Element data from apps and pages
========

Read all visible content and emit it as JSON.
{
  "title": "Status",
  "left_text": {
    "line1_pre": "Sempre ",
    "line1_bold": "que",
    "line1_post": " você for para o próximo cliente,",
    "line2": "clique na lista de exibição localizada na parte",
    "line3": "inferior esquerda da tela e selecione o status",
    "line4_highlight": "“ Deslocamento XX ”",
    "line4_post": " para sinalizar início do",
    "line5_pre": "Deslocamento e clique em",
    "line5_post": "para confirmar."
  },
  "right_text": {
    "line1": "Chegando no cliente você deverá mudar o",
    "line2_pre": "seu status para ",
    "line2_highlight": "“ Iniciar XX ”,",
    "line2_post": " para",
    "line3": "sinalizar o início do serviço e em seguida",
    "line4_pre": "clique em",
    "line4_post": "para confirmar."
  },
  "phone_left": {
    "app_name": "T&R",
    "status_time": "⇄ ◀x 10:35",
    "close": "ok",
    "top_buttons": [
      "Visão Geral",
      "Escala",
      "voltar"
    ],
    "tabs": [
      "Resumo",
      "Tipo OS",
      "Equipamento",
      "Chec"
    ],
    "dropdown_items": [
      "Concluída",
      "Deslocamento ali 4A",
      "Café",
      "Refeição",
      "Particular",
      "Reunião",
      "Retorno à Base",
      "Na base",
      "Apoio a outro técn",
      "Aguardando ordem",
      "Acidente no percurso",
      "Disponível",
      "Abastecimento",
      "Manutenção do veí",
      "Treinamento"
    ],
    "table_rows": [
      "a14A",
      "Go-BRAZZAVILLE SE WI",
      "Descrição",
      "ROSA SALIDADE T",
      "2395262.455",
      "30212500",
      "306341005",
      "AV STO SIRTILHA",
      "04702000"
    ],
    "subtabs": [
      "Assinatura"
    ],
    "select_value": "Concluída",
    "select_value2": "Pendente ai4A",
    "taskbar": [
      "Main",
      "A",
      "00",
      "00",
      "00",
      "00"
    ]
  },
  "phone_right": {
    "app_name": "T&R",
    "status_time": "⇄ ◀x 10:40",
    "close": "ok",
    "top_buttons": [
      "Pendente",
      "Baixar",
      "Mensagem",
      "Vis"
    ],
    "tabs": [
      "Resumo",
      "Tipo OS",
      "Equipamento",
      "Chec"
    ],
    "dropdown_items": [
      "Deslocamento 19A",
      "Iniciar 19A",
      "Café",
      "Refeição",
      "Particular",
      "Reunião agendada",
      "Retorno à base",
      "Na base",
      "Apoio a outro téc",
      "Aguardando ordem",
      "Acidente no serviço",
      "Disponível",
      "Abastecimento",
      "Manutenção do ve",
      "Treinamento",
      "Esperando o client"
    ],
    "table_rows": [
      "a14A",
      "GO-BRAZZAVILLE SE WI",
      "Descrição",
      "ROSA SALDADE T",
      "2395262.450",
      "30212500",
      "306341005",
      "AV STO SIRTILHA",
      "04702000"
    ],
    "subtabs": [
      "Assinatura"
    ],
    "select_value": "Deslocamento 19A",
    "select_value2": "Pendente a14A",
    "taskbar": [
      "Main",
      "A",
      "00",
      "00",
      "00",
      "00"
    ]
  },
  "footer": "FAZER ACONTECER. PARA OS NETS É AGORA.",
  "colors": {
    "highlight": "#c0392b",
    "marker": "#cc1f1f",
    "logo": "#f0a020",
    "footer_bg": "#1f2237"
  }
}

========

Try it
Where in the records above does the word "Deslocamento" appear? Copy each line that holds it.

Task output
    "line4_highlight": "“ Deslocamento XX ”",
    "line5_pre": "Deslocamento e clique em",
      "Deslocamento ali 4A",
      "Deslocamento 19A",
    "select_value": "Deslocamento 19A",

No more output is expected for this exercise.